By ETHAN TAPPER
On my property in Bolton, I am engaged in a long-term management regime to regenerate and encourage northern red oak (Quercus rubra; henceforth called “red oak”). My thin-soiled, south-facing land provides what a forester or logger might call “oak ground,” an area well-suited to the growth of this species. About 20 years ago, loggers removed most of the red oaks on my land, leaving only massive stumps and tops, so now I’m forced to consider how to manage my remaining red oaks and regenerate more. I’ve become so red oak-obsessed that I often refer to them wistfully as “the ultimate tree.”
Northern red oak behaves differently throughout its range, so let’s talk about it within the context of Vermont. Here, red oak is our most common oak species; white oak (Quercus alba) is scattered throughout river valleys and warm sites, bur oak (Quercus macrocarpa) and swamp white oak (Quercus bicolor) are found in clayplain forests, and there are a couple of other oddball oaks around, but these species are comparatively uncommon; generally, when people in Vermont talk about oak, they mean red oak. Red oak is somewhat common in warmer portions of the state (southern and western Vermont) and increasingly uncommon as you head into the Northeast Kingdom.
Here, red oak is generally most competitive on south-facing slopes and sites with thin or droughty soil. Driving on I-89 along the Winooski River in the late fall, once the leaves of most species of trees have dropped, the rusty foliage of red oaks blankets south-facing slopes. These warm, dry sites often feature red oak as a dominant tree species along with American beech, red maple and eastern hemlock. Red oak can also thrive on lower slopes in the Champlain Valley, co-existing with species like sugar maple and white ash, but is generally less competitive as soils become wetter, cooler and more enriched.
Red oak acorns are an important source of food for deer, black bear, squirrels, turkeys and other wildlife species. These energy-packed nuts help animals build up their reserves going into winter, and good “acorn years” (also called “mast years”) are linked to population increases in many different wildlife species. Red oak is also a valuable resource for humans, providing high-quality firewood and beautiful lumber.
Regenerating red oak is extremely challenging. The easiest method is to harness red oak’s ability to sprout prolifically from freshly cut stumps; many of our red oaks were established this way, and so are actually much older than they seem. Regenerating from seed is more difficult, as acorns are subject to intense predation. Red oak acorns take two years to develop, and only about 50 percent of them reach the forest floor as viable nuts. Once they fall, up to 98 percent of them are eaten or destroyed. Oak trees limit the populations of acorn predators by coordinating “mast years” across regions, producing a glut of seed every 2-3 years with few produced in the interim. In the heavy mast year of 2017 I buried thousands of acorns on my land, covering those lying on the ground with an 1-2 inches of soil. “Planting” acorns in this way can lower predation rates to about 50 percent.

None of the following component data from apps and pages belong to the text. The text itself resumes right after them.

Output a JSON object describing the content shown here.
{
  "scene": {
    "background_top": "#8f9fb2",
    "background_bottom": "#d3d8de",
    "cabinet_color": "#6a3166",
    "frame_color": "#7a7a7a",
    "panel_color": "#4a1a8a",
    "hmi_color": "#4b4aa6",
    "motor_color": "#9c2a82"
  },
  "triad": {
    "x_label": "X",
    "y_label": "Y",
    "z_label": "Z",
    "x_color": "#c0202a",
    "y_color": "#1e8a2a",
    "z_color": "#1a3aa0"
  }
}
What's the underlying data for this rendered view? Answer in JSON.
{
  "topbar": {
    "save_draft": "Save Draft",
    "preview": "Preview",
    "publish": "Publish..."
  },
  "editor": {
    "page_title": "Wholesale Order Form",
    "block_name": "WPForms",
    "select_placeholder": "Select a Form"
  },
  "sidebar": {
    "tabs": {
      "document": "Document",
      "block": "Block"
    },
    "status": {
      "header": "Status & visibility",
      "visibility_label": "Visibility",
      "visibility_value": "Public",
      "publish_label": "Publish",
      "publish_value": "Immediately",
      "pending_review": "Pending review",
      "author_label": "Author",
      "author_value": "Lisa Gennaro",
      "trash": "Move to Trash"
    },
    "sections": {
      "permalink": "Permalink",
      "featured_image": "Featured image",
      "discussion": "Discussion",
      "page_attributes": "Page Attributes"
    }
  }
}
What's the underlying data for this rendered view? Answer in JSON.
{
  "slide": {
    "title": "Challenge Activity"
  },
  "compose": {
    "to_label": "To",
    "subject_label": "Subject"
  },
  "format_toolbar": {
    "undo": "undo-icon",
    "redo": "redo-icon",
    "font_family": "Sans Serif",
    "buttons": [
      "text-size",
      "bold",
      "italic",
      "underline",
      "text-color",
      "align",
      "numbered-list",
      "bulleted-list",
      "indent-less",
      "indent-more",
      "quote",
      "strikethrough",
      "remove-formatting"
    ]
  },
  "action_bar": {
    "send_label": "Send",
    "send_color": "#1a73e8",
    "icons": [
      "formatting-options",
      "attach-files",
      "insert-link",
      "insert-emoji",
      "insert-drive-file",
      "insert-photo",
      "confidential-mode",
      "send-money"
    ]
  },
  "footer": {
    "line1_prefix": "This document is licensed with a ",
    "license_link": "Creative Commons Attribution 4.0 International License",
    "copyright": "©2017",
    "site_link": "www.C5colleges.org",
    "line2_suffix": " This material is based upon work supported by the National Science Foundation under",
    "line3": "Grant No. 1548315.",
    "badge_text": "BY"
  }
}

For the lucky ones that sprout, energy-packed acorns enable young oaks to establish deep taproots. Red oak seedings are extremely shade-tolerant, able to remain in the forest’s understory with little to no direct sunlight for as long as 20 years, waiting for an opening in the canopy. During that time, they are vulnerable to deer browsing (they are one of deer’s favorites), and to being outcompeted by beech root-sprouts and invasive exotic plants. Their taproot helps them re-sprout if they are browsed, damaged or burned, but if they are repeatedly damaged they will eventually die.
Foresters and landowners, like me, who want to grow red oak must be patient and persistent. Taking a long view, working hard to recruit new red oak seedlings at every turn and timing forest management to occur on mast years is key. Steps must also be taken to protect vulnerable seedlings, limit deer browse, control invasive species and possibly control beech sprouts.
While red oak is at times challenging to manage, I still think of it as “the ultimate tree.” Its value for wildlife, its role in unique natural communities and its beautiful wood make it worth the trouble.
Ethan Tapper is the Chittenden County forester. He can be reached at firstname.lastname@example.org, 585-9099 or at his office at 111 West St., Essex Jct.